### Task description:
Scan the entries for "dates". Every line that holds it is to be copied.

### Dataset content:
Content starts
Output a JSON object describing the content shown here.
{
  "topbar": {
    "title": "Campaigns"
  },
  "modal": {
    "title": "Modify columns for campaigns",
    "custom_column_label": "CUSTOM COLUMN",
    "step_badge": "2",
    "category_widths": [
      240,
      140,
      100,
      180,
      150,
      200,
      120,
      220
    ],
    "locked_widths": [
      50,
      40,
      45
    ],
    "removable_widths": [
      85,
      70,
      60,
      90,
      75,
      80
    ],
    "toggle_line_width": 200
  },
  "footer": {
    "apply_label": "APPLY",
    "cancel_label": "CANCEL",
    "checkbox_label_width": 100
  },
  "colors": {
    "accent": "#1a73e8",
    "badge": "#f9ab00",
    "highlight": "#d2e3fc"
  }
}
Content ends
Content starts
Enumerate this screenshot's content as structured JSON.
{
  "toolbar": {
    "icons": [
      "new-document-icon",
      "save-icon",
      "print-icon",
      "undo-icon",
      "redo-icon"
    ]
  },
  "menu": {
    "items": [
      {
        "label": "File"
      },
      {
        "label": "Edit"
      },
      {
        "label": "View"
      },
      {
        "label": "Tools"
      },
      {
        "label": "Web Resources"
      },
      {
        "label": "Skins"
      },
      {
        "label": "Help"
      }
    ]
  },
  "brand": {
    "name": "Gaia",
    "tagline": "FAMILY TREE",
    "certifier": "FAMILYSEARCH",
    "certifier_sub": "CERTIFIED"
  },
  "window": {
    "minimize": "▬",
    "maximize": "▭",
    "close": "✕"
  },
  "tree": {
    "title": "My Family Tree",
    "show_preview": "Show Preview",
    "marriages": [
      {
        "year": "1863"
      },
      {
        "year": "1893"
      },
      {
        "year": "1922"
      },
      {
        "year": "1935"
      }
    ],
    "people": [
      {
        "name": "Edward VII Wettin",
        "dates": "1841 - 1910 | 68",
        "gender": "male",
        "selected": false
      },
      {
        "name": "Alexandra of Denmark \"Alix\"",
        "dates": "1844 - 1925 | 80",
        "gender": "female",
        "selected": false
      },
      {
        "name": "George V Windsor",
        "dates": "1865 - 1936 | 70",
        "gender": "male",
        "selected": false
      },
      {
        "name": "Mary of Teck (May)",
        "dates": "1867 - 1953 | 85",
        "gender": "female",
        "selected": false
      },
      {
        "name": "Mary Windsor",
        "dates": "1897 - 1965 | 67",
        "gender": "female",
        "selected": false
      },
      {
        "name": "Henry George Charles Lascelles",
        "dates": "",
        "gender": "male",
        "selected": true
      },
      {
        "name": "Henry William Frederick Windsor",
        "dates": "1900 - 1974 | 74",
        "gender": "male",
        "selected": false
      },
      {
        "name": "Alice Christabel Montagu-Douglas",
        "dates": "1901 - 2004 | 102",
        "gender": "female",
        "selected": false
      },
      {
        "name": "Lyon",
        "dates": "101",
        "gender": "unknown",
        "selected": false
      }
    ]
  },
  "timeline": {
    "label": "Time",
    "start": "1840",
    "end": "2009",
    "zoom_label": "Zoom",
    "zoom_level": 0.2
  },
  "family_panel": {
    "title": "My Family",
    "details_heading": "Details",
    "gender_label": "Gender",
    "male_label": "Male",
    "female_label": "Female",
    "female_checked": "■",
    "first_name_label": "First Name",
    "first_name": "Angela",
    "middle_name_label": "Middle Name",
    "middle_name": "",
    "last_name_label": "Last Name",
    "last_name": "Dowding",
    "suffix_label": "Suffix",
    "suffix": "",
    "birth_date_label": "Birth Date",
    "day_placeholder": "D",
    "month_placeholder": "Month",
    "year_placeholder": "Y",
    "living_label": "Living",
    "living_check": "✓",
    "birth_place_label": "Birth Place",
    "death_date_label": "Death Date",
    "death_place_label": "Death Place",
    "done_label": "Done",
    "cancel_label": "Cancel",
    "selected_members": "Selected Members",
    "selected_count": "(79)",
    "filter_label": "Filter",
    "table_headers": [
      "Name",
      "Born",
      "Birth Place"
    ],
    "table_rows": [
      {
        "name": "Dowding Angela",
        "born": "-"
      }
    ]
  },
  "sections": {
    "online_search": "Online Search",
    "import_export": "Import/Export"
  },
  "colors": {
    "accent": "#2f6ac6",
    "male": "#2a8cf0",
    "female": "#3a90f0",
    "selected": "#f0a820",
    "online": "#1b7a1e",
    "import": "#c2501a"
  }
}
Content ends
### Your response:
        "dates": "1841 - 1910 | 68",
        "dates": "1844 - 1925 | 80",
        "dates": "1865 - 1936 | 70",
        "dates": "1867 - 1953 | 85",
        "dates": "1897 - 1965 | 67",
        "dates": "",
        "dates": "1900 - 1974 | 74",
        "dates": "1901 - 2004 | 102",
        "dates": "101",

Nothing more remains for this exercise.